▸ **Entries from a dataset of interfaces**

____________________

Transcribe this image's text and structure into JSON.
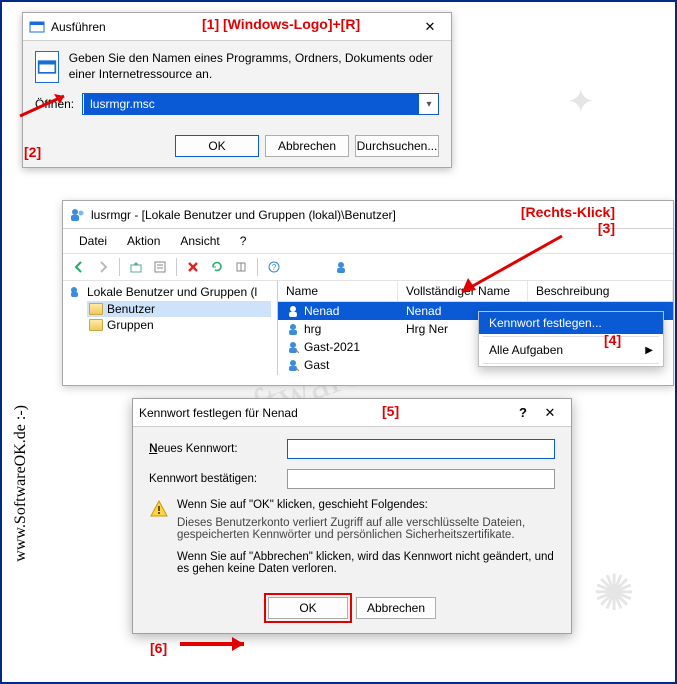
{
  "watermark": {
    "sidebar": "www.SoftwareOK.de :-)",
    "diagonal": "SoftwareOK.de"
  },
  "annotations": {
    "a1": "[1] [Windows-Logo]+[R]",
    "a2": "[2]",
    "a3_label": "[Rechts-Klick]",
    "a3_num": "[3]",
    "a4": "[4]",
    "a5": "[5]",
    "a6": "[6]"
  },
  "run": {
    "title": "Ausführen",
    "desc": "Geben Sie den Namen eines Programms, Ordners, Dokuments oder einer Internetressource an.",
    "open_label": "Öffnen:",
    "value": "lusrmgr.msc",
    "ok": "OK",
    "cancel": "Abbrechen",
    "browse": "Durchsuchen..."
  },
  "mmc": {
    "title": "lusrmgr - [Lokale Benutzer und Gruppen (lokal)\\Benutzer]",
    "menu": {
      "file": "Datei",
      "action": "Aktion",
      "view": "Ansicht",
      "help": "?"
    },
    "tree": {
      "root": "Lokale Benutzer und Gruppen (l",
      "users": "Benutzer",
      "groups": "Gruppen"
    },
    "columns": {
      "name": "Name",
      "fullname": "Vollständiger Name",
      "desc": "Beschreibung"
    },
    "rows": [
      {
        "name": "Nenad",
        "full": "Nenad"
      },
      {
        "name": "hrg",
        "full": "Hrg Ner"
      },
      {
        "name": "Gast-2021",
        "full": ""
      },
      {
        "name": "Gast",
        "full": ""
      }
    ],
    "context": {
      "set_pw": "Kennwort festlegen...",
      "all_tasks": "Alle Aufgaben"
    }
  },
  "pw": {
    "title": "Kennwort festlegen für Nenad",
    "new_pw": "Neues Kennwort:",
    "confirm": "Kennwort bestätigen:",
    "warn_intro": "Wenn Sie auf \"OK\" klicken, geschieht Folgendes:",
    "warn_body": "Dieses Benutzerkonto verliert Zugriff auf alle verschlüsselte Dateien, gespeicherten Kennwörter und persönlichen Sicherheitszertifikate.",
    "warn_cancel": "Wenn Sie auf \"Abbrechen\" klicken, wird das Kennwort nicht geändert, und es gehen keine Daten verloren.",
    "ok": "OK",
    "cancel": "Abbrechen"
  }
}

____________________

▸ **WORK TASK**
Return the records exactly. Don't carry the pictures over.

▸ **TASK ANSWER**
Transcribe this image's text and structure into JSON.
{
  "watermark": {
    "sidebar": "www.SoftwareOK.de :-)",
    "diagonal": "SoftwareOK.de"
  },
  "annotations": {
    "a1": "[1] [Windows-Logo]+[R]",
    "a2": "[2]",
    "a3_label": "[Rechts-Klick]",
    "a3_num": "[3]",
    "a4": "[4]",
    "a5": "[5]",
    "a6": "[6]"
  },
  "run": {
    "title": "Ausführen",
    "desc": "Geben Sie den Namen eines Programms, Ordners, Dokuments oder einer Internetressource an.",
    "open_label": "Öffnen:",
    "value": "lusrmgr.msc",
    "ok": "OK",
    "cancel": "Abbrechen",
    "browse": "Durchsuchen..."
  },
  "mmc": {
    "title": "lusrmgr - [Lokale Benutzer und Gruppen (lokal)\\Benutzer]",
    "menu": {
      "file": "Datei",
      "action": "Aktion",
      "view": "Ansicht",
      "help": "?"
    },
    "tree": {
      "root": "Lokale Benutzer und Gruppen (l",
      "users": "Benutzer",
      "groups": "Gruppen"
    },
    "columns": {
      "name": "Name",
      "fullname": "Vollständiger Name",
      "desc": "Beschreibung"
    },
    "rows": [
      {
        "name": "Nenad",
        "full": "Nenad"
      },
      {
        "name": "hrg",
        "full": "Hrg Ner"
      },
      {
        "name": "Gast-2021",
        "full": ""
      },
      {
        "name": "Gast",
        "full": ""
      }
    ],
    "context": {
      "set_pw": "Kennwort festlegen...",
      "all_tasks": "Alle Aufgaben"
    }
  },
  "pw": {
    "title": "Kennwort festlegen für Nenad",
    "new_pw": "Neues Kennwort:",
    "confirm": "Kennwort bestätigen:",
    "warn_intro": "Wenn Sie auf \"OK\" klicken, geschieht Folgendes:",
    "warn_body": "Dieses Benutzerkonto verliert Zugriff auf alle verschlüsselte Dateien, gespeicherten Kennwörter und persönlichen Sicherheitszertifikate.",
    "warn_cancel": "Wenn Sie auf \"Abbrechen\" klicken, wird das Kennwort nicht geändert, und es gehen keine Daten verloren.",
    "ok": "OK",
    "cancel": "Abbrechen"
  }
}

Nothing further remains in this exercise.